┌─ RECORDS FOR THIS EXERCISE
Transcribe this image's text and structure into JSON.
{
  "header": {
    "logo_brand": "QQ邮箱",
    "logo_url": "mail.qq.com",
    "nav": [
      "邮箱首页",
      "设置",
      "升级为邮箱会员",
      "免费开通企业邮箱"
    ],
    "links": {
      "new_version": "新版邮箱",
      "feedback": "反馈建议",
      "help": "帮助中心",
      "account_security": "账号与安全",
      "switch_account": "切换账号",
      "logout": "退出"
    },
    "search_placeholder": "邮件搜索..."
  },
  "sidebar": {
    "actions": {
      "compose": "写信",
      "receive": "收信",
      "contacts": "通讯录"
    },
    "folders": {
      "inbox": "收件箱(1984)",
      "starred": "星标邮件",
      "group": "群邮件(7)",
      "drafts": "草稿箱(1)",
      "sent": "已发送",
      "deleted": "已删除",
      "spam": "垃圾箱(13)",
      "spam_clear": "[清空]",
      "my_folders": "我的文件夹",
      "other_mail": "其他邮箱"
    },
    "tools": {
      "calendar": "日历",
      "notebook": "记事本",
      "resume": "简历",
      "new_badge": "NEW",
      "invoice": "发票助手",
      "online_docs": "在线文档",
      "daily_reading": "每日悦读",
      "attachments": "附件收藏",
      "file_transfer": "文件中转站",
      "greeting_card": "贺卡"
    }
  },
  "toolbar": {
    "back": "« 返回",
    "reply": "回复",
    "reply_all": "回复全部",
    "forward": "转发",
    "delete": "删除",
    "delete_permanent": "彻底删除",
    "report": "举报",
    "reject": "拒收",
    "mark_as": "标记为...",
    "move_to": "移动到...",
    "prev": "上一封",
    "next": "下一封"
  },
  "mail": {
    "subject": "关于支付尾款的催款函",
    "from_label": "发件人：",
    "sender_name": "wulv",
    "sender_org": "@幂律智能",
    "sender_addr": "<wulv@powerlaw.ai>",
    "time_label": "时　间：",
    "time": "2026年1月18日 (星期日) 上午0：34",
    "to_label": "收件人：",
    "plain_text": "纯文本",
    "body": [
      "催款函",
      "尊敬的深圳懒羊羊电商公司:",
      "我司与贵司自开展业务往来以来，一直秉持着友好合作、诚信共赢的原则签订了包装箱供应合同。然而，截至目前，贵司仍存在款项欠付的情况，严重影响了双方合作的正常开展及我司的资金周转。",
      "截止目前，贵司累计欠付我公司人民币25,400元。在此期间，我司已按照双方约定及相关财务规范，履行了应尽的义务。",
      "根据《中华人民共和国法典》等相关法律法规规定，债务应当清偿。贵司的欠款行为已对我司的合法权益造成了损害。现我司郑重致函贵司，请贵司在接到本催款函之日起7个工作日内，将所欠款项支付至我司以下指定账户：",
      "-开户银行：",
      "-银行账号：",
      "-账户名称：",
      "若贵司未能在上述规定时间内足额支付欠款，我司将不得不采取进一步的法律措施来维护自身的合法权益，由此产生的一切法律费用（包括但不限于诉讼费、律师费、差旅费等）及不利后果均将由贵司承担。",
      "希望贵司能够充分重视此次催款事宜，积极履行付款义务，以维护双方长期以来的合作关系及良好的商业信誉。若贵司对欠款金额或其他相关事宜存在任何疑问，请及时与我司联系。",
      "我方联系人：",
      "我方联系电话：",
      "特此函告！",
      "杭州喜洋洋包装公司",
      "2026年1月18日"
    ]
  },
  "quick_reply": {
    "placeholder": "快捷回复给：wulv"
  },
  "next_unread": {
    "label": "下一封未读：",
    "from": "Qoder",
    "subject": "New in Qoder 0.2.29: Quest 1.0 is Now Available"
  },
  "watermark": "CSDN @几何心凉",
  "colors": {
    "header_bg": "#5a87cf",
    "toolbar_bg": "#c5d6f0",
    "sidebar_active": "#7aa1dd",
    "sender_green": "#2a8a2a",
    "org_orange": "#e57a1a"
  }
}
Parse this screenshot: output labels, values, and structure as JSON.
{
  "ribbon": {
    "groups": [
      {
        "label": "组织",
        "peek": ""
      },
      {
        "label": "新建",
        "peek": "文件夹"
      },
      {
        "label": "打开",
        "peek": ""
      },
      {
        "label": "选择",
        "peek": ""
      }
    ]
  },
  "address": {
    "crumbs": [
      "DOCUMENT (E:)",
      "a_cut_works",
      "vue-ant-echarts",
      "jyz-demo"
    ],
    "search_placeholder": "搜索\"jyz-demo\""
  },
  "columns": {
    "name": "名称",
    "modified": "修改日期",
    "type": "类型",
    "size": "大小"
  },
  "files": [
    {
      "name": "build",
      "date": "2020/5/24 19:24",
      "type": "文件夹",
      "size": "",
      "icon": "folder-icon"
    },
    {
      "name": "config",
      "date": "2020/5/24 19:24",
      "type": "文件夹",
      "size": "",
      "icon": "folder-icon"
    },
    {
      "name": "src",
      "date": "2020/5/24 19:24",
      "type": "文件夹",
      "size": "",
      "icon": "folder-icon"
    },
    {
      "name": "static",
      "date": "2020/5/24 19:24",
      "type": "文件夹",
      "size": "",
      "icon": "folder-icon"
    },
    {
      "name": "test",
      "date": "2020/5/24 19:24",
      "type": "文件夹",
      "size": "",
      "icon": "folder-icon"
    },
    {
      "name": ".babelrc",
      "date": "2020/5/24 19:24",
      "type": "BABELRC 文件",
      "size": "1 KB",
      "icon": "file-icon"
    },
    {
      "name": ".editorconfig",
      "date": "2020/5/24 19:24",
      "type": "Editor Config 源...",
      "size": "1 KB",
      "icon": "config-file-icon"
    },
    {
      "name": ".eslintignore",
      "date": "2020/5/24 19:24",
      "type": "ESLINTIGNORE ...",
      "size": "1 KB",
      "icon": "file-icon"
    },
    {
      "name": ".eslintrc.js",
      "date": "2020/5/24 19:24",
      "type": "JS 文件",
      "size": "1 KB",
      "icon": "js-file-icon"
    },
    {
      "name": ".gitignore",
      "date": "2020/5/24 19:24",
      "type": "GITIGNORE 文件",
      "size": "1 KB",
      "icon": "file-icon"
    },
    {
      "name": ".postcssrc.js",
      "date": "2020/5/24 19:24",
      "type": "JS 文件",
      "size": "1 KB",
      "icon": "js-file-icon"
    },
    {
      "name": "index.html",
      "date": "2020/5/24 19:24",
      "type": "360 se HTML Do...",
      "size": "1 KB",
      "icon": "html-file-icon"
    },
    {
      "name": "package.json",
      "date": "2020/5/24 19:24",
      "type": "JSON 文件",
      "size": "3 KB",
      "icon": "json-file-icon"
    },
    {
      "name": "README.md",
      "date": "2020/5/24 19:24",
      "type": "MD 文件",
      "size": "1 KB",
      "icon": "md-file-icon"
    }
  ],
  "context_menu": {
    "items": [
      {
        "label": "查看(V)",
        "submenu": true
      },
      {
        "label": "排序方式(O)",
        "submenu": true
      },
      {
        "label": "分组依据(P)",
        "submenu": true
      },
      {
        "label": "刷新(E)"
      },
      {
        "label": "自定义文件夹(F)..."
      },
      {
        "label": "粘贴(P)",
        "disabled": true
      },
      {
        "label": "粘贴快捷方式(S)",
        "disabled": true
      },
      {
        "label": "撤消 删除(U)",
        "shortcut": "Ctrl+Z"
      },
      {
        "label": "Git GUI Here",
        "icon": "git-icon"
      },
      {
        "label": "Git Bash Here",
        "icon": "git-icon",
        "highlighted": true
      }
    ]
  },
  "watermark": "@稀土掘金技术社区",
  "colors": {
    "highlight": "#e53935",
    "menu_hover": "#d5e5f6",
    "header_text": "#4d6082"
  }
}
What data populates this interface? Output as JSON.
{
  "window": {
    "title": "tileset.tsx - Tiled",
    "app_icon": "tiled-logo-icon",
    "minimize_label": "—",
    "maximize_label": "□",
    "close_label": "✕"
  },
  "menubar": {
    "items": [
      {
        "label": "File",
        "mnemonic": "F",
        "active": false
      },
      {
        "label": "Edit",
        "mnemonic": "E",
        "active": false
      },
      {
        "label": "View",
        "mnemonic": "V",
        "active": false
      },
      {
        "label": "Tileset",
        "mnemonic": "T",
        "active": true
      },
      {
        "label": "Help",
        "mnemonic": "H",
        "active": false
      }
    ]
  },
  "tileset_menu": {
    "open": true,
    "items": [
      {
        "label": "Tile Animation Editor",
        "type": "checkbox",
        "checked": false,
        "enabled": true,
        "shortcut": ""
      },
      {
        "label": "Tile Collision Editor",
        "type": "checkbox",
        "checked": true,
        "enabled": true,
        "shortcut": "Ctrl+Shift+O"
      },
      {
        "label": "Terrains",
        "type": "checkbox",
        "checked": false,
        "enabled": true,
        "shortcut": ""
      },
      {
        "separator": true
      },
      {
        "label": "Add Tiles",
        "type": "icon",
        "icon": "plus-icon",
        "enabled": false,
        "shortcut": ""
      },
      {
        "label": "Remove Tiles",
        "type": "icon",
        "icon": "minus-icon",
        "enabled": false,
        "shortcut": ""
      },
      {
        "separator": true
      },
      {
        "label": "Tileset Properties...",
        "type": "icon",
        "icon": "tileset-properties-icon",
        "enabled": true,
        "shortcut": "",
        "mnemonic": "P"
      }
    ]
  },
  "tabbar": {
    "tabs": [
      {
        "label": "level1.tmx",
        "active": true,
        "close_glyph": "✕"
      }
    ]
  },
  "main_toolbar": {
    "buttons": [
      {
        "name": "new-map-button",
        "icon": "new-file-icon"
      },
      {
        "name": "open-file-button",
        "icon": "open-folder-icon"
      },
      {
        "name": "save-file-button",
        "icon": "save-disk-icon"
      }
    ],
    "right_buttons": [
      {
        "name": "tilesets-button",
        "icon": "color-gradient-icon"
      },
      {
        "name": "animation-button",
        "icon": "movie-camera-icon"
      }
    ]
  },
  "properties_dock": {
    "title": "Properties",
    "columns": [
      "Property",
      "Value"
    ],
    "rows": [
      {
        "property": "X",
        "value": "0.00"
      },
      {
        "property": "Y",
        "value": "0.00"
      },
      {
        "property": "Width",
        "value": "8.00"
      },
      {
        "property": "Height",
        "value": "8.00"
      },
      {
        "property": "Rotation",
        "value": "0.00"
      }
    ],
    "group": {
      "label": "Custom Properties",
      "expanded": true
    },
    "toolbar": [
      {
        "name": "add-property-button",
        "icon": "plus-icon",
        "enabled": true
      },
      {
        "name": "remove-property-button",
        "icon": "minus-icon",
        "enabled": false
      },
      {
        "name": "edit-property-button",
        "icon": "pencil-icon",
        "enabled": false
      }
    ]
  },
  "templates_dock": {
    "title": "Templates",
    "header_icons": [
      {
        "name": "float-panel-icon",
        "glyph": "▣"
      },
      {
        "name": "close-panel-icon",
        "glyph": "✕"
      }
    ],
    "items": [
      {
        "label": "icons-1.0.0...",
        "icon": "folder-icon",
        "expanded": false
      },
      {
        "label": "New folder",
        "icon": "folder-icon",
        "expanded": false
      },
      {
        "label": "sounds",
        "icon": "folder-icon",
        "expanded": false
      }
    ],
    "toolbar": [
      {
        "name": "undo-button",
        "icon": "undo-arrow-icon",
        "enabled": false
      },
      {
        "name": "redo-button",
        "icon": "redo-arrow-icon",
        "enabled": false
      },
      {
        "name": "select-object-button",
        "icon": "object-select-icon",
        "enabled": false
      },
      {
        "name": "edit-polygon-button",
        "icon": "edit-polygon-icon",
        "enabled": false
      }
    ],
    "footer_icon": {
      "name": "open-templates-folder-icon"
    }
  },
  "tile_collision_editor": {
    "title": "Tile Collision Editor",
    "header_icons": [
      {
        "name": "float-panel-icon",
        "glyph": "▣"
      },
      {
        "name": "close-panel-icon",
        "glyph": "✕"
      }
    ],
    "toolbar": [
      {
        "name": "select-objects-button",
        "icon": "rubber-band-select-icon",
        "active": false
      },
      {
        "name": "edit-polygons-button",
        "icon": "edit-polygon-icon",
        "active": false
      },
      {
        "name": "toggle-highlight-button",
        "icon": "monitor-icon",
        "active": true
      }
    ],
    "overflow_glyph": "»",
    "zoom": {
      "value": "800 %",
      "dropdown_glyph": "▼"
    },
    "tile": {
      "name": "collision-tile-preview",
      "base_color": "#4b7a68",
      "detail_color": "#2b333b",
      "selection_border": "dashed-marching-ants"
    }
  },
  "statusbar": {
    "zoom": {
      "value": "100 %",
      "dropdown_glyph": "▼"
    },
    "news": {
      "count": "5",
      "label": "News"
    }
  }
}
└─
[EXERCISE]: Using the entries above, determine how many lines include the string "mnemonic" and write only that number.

[SOLUTION FOR THIS EXERCISE]: 6